At its monthly meeting on Thursday, July 6, the Craig County Board of Supervisors voted to prepare and send letters of objection and project opposition to the United States Forest Service (USFS), Bureau of Land Management (BLM), Federal Energy Regulatory Commission (FERC) and the Virginia Department of Environmental Quality (VDEQ). The Board acted on this based on recommendations made by its Pipeline Advisory Committee.
Five main points will be communicated, as appropriate, to each of the four agency letters;
1. CCBoS objection to the project itself and to the regulatory process.
2. Seek agency extension of the regulatory process comment period. The Committee believes that the four agencies are fast tracking the process. Not all public hearings have been concluded and at least the comment period should be extended an additional time period of no less than 45 days from the last public hearing which VDEQ will conduct on August 9, 2017.
3. Lack of scientific review by the four agencies. The Committee continues to review the information provided by correspondences dated June 23, 2017 regarding the approval of the Final Environmental Impact Statement and open comment period leading to possible approval of the project. Based on information reviewed to date, the Committee believes that the four agencies relied entirely on information provided by the applicant – MVP, and failed to adequately consider scientific data provided by competent third parties in response to the various agencies’ requests.
4. The MVP project has the potential to have significant impact the region’s environment and the cultural and economic lives of our community. Some examples to date are that MVP will not be required to comply with certain erosion issue, MVP will be allowed to cut and remove old growth trees in the Jefferson National Forest, and the pipeline will impact the view shed of the Appalachian Trail.

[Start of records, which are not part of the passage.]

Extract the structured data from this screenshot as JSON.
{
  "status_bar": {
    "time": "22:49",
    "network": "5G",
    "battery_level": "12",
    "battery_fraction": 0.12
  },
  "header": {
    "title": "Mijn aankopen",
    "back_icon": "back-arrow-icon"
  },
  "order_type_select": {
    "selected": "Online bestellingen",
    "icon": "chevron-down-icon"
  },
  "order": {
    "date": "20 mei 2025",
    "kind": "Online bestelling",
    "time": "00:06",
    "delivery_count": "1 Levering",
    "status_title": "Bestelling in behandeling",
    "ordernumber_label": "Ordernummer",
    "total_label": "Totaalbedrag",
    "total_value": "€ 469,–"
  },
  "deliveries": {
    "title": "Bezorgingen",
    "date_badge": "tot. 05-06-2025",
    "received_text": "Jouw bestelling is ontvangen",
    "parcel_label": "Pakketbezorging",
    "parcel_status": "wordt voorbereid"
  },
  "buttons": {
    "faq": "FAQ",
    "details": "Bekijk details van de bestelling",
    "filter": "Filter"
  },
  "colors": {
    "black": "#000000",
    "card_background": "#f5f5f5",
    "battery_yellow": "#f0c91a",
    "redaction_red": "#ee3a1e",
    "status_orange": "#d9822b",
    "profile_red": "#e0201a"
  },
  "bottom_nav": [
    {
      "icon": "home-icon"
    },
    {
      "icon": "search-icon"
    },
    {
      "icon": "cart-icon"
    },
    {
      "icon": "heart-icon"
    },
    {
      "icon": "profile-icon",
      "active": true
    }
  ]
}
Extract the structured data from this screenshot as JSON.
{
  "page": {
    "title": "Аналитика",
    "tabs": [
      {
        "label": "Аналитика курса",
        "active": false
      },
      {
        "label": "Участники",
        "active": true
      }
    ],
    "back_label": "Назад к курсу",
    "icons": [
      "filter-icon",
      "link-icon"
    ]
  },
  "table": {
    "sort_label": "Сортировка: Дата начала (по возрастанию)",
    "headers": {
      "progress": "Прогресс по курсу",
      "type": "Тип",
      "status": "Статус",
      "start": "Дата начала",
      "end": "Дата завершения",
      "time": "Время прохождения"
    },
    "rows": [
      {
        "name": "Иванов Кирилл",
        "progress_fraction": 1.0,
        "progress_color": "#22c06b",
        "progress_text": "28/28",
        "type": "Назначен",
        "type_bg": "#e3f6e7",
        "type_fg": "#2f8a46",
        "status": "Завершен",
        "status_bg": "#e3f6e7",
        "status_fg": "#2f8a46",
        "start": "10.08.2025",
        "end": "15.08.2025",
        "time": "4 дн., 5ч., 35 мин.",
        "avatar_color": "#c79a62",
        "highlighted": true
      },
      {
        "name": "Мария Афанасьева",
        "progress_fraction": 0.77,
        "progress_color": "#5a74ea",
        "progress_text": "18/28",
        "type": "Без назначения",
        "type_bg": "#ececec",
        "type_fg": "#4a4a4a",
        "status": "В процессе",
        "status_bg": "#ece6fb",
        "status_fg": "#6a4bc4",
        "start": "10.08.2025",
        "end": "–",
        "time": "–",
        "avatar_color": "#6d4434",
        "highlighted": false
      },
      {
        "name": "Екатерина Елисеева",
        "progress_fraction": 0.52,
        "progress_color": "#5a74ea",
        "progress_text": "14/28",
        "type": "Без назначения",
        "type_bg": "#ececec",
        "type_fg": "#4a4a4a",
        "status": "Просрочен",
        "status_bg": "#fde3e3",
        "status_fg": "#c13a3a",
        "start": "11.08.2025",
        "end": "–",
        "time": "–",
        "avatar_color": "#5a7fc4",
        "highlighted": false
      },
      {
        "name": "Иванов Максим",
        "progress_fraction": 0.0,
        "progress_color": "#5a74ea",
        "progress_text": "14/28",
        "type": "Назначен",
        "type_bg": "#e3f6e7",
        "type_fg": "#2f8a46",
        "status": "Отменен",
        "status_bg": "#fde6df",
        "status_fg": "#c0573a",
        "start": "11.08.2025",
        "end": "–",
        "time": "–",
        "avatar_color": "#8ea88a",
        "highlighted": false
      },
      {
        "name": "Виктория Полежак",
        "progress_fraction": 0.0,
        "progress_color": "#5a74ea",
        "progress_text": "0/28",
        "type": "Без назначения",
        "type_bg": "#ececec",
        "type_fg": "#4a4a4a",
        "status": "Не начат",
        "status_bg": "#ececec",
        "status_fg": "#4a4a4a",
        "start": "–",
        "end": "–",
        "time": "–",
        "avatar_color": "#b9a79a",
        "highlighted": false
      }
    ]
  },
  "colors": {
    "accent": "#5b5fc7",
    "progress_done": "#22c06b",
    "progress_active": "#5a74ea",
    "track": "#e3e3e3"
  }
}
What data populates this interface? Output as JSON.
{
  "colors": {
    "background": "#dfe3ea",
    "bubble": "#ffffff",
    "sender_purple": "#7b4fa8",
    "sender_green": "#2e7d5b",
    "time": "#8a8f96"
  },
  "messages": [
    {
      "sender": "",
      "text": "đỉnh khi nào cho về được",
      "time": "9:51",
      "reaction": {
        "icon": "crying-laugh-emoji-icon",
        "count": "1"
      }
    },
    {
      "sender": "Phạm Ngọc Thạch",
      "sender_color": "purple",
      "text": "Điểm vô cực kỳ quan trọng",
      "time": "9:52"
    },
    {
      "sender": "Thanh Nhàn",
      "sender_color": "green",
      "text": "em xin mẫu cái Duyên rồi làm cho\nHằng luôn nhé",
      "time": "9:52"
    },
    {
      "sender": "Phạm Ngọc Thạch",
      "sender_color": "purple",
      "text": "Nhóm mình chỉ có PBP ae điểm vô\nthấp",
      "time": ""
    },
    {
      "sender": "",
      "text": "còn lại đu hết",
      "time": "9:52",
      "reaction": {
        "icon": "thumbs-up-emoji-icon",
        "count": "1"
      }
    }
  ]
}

5. If approved, each agency should require an irrevocable performance bond to cover any costs to citizens, local, state and federal governments caused by the project and its eventual removal.
-Submitted by Pipeline Advisory Committee Members